Your lower back is the most vulnerable part of your back – it acts like a lever on a see-saw when you lift something - James showed us this with this rather fine moveable model





It's best to wear sensible shoes or boots to protect toes (from digging your fork in, for example, or dropping something heavy on your foot). Be careful of your fingers. Pay attention to the back of neck, knees and shoulders. What can cause damage is accumulative stress – repetitive movements.


James told us about T.I.L.E.


 T - Task

eg weeding

We discussed that this could involve a lot of repetitive bending – so the best thing to do is to get yourself in a comfy position on the ground. Use a kneeling mat to protect your knees.

Think about what you need to do your task and get all of it ready and near to you - like chefs do. For example, get your fork handy, and if you’ve got a wheelbarrow or bucket for weeds, put it where you are before you kneel.


Don't do lots of repetitive twists because they aren't good for your back.

When you turn when standing, try to turn your whole body with your feet rather than twisting at the waist and stretching your back.

Another Task at the allotment might be planting – and similarly to weeding - gather what you need close to you - fork or trowel, watering can, and the plants themselves.


The height & size of person & their strength, whether they've got an injury or disability, a hernia for example.

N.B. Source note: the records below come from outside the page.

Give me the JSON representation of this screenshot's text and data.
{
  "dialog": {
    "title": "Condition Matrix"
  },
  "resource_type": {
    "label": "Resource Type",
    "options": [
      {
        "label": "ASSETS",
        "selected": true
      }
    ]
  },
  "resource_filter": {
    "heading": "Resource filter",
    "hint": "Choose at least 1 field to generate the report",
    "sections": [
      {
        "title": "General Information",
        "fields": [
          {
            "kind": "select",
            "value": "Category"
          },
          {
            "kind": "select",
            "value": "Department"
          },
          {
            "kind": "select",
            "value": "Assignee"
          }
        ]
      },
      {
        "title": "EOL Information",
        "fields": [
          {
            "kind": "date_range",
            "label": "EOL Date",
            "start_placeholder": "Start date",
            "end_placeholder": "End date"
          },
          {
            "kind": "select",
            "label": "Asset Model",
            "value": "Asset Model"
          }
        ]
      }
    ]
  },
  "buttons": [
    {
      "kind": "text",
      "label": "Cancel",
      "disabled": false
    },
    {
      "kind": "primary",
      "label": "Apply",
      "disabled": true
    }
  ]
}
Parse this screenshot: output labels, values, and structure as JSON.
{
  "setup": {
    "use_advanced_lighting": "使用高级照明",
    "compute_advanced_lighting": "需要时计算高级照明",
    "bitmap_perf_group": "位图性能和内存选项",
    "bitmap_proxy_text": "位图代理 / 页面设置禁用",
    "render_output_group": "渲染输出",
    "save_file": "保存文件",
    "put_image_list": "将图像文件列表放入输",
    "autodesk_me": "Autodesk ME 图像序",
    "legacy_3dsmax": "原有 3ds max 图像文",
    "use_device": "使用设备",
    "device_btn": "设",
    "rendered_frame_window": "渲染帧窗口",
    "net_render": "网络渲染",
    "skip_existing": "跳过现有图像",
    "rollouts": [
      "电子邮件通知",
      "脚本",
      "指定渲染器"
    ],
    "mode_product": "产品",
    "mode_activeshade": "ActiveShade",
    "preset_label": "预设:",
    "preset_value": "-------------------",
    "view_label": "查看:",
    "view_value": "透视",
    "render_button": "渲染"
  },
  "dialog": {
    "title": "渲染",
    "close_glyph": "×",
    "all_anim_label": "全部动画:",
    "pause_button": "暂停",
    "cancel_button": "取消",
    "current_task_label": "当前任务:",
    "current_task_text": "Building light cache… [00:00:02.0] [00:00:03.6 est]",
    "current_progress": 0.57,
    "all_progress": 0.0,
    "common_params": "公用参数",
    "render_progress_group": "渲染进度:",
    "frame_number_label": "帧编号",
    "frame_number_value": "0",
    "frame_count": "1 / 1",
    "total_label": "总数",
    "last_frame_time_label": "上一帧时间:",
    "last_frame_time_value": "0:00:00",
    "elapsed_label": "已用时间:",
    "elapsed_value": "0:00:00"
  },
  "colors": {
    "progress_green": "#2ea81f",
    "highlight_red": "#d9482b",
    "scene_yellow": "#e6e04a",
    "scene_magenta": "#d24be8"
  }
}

If you’re doing a two-person lift, try to pair similar-sized people


Look at your load, ie the thing you’re going to lift before you lift it – assess it. How full it is and what's in it?

Assess the weight before you lift. Get a good grip from the bottom of the object, if there’s no handle. You don't want it to slip.

Lifting safely - bend from your knees not your back, using your thigh muscles.

When you’re lifting - get up close to the object and hold it against your body. Wear old clothes so you don’t mind.

Keep your head straight. Chin down, relax.

A full watering can and a full bucket can be heavy – use a wheelbarrow to move them where you can.

A good wheelbarrow has good hand grips and inflatable tyres

Halve the size of a heavier load.

E - Environment

You’re more likely to hurt yourself when it's cold, icy wet and raining and you hold yourself more tightly.

It's a good idea to do little stretches when you get to allotment. It adds to wellbeing - warming up- awareness of how you feel.

Be aware that things are heavier when wet.

Lighting effects people and how safe they are – when it’s dark or gloomy, you’re more likely to trip and slip.


Key lesson of the session: think in advance what you're about to do – plan it, don’t rush and assess what you’re doing and you’re less likely to hurt yourself

Thank you James!

Emma Chaplin 

Lambing news from Baulcombes Barn


6 April 2016

I dropped into Baulcombes Barn yesterday (Tuesday 5th April) , when it was beautifully sunny and springlike, and had the pleasure of meeting the Grow project group who were there, working with Owena.

Owena kindly said it was fine for me to go and meet the lambs and take some photos. I was very careful to close all of the gates behind me as I went.

There were several different colours of lamb, some brown, some black, some a mixture. Some were absolutely tiny. Their mum was understandably nervous, so I approached very carefully and slowly, talking to her as I went. The little black lamb you can see came right up to me, baa-ing.

So far,  eighteen ewes have lambed so far, giving birth to 34 lambs.There are 19 ewes left still to lamb.

Posted by Emma Chaplin, Project Manager, Flourish